§ **Input**:
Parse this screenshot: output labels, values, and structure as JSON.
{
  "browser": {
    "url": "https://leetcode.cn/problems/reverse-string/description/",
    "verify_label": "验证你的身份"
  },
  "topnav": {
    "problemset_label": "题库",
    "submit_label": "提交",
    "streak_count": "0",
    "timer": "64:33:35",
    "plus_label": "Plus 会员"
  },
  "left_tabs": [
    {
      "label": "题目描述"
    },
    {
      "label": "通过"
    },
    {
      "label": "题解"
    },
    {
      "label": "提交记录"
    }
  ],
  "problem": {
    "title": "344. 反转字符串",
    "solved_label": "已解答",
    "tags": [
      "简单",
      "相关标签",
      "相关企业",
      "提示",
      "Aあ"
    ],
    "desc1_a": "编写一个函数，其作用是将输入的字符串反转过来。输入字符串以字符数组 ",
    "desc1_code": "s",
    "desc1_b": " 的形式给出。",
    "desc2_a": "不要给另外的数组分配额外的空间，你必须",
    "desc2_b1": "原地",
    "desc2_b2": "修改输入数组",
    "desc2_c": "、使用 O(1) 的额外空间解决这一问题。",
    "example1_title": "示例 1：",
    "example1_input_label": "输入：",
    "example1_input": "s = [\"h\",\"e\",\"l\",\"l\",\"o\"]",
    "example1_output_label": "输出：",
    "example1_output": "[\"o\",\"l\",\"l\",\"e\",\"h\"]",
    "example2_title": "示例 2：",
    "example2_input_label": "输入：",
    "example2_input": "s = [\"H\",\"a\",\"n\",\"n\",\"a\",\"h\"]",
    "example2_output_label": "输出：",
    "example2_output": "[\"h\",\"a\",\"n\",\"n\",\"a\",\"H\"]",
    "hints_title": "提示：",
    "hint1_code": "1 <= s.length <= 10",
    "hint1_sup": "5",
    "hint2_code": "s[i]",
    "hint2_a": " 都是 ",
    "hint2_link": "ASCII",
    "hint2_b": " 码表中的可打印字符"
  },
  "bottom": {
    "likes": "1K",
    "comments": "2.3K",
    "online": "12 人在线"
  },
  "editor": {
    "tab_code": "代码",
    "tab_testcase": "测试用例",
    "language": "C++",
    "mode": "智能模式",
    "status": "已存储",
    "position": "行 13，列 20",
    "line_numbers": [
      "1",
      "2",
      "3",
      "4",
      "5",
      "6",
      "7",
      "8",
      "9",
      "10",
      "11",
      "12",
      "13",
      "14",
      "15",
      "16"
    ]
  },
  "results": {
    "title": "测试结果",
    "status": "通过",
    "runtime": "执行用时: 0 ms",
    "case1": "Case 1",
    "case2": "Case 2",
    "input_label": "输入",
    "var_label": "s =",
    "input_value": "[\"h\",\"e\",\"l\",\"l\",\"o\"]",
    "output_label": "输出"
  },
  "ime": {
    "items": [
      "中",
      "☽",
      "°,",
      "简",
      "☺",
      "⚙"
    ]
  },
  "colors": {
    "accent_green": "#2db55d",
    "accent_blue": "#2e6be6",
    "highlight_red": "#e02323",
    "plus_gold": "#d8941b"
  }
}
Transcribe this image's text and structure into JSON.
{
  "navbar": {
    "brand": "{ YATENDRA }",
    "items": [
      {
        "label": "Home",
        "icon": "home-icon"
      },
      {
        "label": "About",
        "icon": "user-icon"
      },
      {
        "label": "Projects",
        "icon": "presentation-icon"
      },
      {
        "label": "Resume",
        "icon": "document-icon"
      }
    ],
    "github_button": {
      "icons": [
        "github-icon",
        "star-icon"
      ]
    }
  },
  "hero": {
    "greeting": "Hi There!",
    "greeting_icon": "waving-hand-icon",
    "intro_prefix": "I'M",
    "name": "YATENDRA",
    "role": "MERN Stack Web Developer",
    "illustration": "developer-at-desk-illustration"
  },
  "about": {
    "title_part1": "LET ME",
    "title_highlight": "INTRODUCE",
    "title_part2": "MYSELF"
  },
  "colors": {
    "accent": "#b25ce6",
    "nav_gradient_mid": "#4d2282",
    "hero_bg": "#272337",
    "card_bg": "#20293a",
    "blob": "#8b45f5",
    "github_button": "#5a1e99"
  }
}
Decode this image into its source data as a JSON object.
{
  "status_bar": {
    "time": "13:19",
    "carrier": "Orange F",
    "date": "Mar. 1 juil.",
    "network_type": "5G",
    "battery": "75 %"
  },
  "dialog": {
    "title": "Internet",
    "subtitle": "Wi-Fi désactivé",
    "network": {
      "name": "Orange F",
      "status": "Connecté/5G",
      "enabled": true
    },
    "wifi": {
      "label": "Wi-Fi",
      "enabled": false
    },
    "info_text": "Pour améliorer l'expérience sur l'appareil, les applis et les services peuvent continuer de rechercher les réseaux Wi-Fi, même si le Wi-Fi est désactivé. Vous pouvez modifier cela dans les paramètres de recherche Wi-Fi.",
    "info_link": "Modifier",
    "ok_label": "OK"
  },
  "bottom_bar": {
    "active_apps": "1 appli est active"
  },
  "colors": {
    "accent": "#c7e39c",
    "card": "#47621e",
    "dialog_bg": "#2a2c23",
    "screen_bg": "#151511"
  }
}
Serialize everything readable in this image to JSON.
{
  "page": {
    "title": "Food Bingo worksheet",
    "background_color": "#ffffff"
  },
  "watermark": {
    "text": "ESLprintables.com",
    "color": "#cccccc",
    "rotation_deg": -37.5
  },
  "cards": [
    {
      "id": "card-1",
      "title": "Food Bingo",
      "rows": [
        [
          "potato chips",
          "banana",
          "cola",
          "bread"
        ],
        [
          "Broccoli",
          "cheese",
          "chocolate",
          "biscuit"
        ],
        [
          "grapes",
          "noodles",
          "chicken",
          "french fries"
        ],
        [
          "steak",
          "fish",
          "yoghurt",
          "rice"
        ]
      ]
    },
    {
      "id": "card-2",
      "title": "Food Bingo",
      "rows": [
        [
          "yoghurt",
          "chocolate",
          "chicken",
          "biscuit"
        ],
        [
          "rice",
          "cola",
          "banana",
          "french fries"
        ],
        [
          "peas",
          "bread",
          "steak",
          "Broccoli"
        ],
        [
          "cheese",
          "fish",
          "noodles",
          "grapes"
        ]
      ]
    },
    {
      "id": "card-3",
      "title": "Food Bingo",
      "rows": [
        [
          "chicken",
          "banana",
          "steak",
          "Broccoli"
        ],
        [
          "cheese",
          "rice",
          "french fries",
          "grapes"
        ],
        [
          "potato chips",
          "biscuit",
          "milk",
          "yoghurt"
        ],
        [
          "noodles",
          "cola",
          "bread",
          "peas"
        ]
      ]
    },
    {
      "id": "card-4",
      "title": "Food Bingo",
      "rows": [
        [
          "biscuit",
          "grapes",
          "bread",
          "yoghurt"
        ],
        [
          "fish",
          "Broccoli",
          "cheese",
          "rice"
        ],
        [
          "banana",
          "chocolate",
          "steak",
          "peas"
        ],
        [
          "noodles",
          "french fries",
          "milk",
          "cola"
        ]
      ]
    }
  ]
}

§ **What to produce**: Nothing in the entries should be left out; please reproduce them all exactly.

§ **Written answer**:
Parse this screenshot: output labels, values, and structure as JSON.
{
  "browser": {
    "url": "https://leetcode.cn/problems/reverse-string/description/",
    "verify_label": "验证你的身份"
  },
  "topnav": {
    "problemset_label": "题库",
    "submit_label": "提交",
    "streak_count": "0",
    "timer": "64:33:35",
    "plus_label": "Plus 会员"
  },
  "left_tabs": [
    {
      "label": "题目描述"
    },
    {
      "label": "通过"
    },
    {
      "label": "题解"
    },
    {
      "label": "提交记录"
    }
  ],
  "problem": {
    "title": "344. 反转字符串",
    "solved_label": "已解答",
    "tags": [
      "简单",
      "相关标签",
      "相关企业",
      "提示",
      "Aあ"
    ],
    "desc1_a": "编写一个函数，其作用是将输入的字符串反转过来。输入字符串以字符数组 ",
    "desc1_code": "s",
    "desc1_b": " 的形式给出。",
    "desc2_a": "不要给另外的数组分配额外的空间，你必须",
    "desc2_b1": "原地",
    "desc2_b2": "修改输入数组",
    "desc2_c": "、使用 O(1) 的额外空间解决这一问题。",
    "example1_title": "示例 1：",
    "example1_input_label": "输入：",
    "example1_input": "s = [\"h\",\"e\",\"l\",\"l\",\"o\"]",
    "example1_output_label": "输出：",
    "example1_output": "[\"o\",\"l\",\"l\",\"e\",\"h\"]",
    "example2_title": "示例 2：",
    "example2_input_label": "输入：",
    "example2_input": "s = [\"H\",\"a\",\"n\",\"n\",\"a\",\"h\"]",
    "example2_output_label": "输出：",
    "example2_output": "[\"h\",\"a\",\"n\",\"n\",\"a\",\"H\"]",
    "hints_title": "提示：",
    "hint1_code": "1 <= s.length <= 10",
    "hint1_sup": "5",
    "hint2_code": "s[i]",
    "hint2_a": " 都是 ",
    "hint2_link": "ASCII",
    "hint2_b": " 码表中的可打印字符"
  },
  "bottom": {
    "likes": "1K",
    "comments": "2.3K",
    "online": "12 人在线"
  },
  "editor": {
    "tab_code": "代码",
    "tab_testcase": "测试用例",
    "language": "C++",
    "mode": "智能模式",
    "status": "已存储",
    "position": "行 13，列 20",
    "line_numbers": [
      "1",
      "2",
      "3",
      "4",
      "5",
      "6",
      "7",
      "8",
      "9",
      "10",
      "11",
      "12",
      "13",
      "14",
      "15",
      "16"
    ]
  },
  "results": {
    "title": "测试结果",
    "status": "通过",
    "runtime": "执行用时: 0 ms",
    "case1": "Case 1",
    "case2": "Case 2",
    "input_label": "输入",
    "var_label": "s =",
    "input_value": "[\"h\",\"e\",\"l\",\"l\",\"o\"]",
    "output_label": "输出"
  },
  "ime": {
    "items": [
      "中",
      "☽",
      "°,",
      "简",
      "☺",
      "⚙"
    ]
  },
  "colors": {
    "accent_green": "#2db55d",
    "accent_blue": "#2e6be6",
    "highlight_red": "#e02323",
    "plus_gold": "#d8941b"
  }
}
Transcribe this image's text and structure into JSON.
{
  "navbar": {
    "brand": "{ YATENDRA }",
    "items": [
      {
        "label": "Home",
        "icon": "home-icon"
      },
      {
        "label": "About",
        "icon": "user-icon"
      },
      {
        "label": "Projects",
        "icon": "presentation-icon"
      },
      {
        "label": "Resume",
        "icon": "document-icon"
      }
    ],
    "github_button": {
      "icons": [
        "github-icon",
        "star-icon"
      ]
    }
  },
  "hero": {
    "greeting": "Hi There!",
    "greeting_icon": "waving-hand-icon",
    "intro_prefix": "I'M",
    "name": "YATENDRA",
    "role": "MERN Stack Web Developer",
    "illustration": "developer-at-desk-illustration"
  },
  "about": {
    "title_part1": "LET ME",
    "title_highlight": "INTRODUCE",
    "title_part2": "MYSELF"
  },
  "colors": {
    "accent": "#b25ce6",
    "nav_gradient_mid": "#4d2282",
    "hero_bg": "#272337",
    "card_bg": "#20293a",
    "blob": "#8b45f5",
    "github_button": "#5a1e99"
  }
}
Decode this image into its source data as a JSON object.
{
  "status_bar": {
    "time": "13:19",
    "carrier": "Orange F",
    "date": "Mar. 1 juil.",
    "network_type": "5G",
    "battery": "75 %"
  },
  "dialog": {
    "title": "Internet",
    "subtitle": "Wi-Fi désactivé",
    "network": {
      "name": "Orange F",
      "status": "Connecté/5G",
      "enabled": true
    },
    "wifi": {
      "label": "Wi-Fi",
      "enabled": false
    },
    "info_text": "Pour améliorer l'expérience sur l'appareil, les applis et les services peuvent continuer de rechercher les réseaux Wi-Fi, même si le Wi-Fi est désactivé. Vous pouvez modifier cela dans les paramètres de recherche Wi-Fi.",
    "info_link": "Modifier",
    "ok_label": "OK"
  },
  "bottom_bar": {
    "active_apps": "1 appli est active"
  },
  "colors": {
    "accent": "#c7e39c",
    "card": "#47621e",
    "dialog_bg": "#2a2c23",
    "screen_bg": "#151511"
  }
}
Serialize everything readable in this image to JSON.
{
  "page": {
    "title": "Food Bingo worksheet",
    "background_color": "#ffffff"
  },
  "watermark": {
    "text": "ESLprintables.com",
    "color": "#cccccc",
    "rotation_deg": -37.5
  },
  "cards": [
    {
      "id": "card-1",
      "title": "Food Bingo",
      "rows": [
        [
          "potato chips",
          "banana",
          "cola",
          "bread"
        ],
        [
          "Broccoli",
          "cheese",
          "chocolate",
          "biscuit"
        ],
        [
          "grapes",
          "noodles",
          "chicken",
          "french fries"
        ],
        [
          "steak",
          "fish",
          "yoghurt",
          "rice"
        ]
      ]
    },
    {
      "id": "card-2",
      "title": "Food Bingo",
      "rows": [
        [
          "yoghurt",
          "chocolate",
          "chicken",
          "biscuit"
        ],
        [
          "rice",
          "cola",
          "banana",
          "french fries"
        ],
        [
          "peas",
          "bread",
          "steak",
          "Broccoli"
        ],
        [
          "cheese",
          "fish",
          "noodles",
          "grapes"
        ]
      ]
    },
    {
      "id": "card-3",
      "title": "Food Bingo",
      "rows": [
        [
          "chicken",
          "banana",
          "steak",
          "Broccoli"
        ],
        [
          "cheese",
          "rice",
          "french fries",
          "grapes"
        ],
        [
          "potato chips",
          "biscuit",
          "milk",
          "yoghurt"
        ],
        [
          "noodles",
          "cola",
          "bread",
          "peas"
        ]
      ]
    },
    {
      "id": "card-4",
      "title": "Food Bingo",
      "rows": [
        [
          "biscuit",
          "grapes",
          "bread",
          "yoghurt"
        ],
        [
          "fish",
          "Broccoli",
          "cheese",
          "rice"
        ],
        [
          "banana",
          "chocolate",
          "steak",
          "peas"
        ],
        [
          "noodles",
          "french fries",
          "milk",
          "cola"
        ]
      ]
    }
  ]
}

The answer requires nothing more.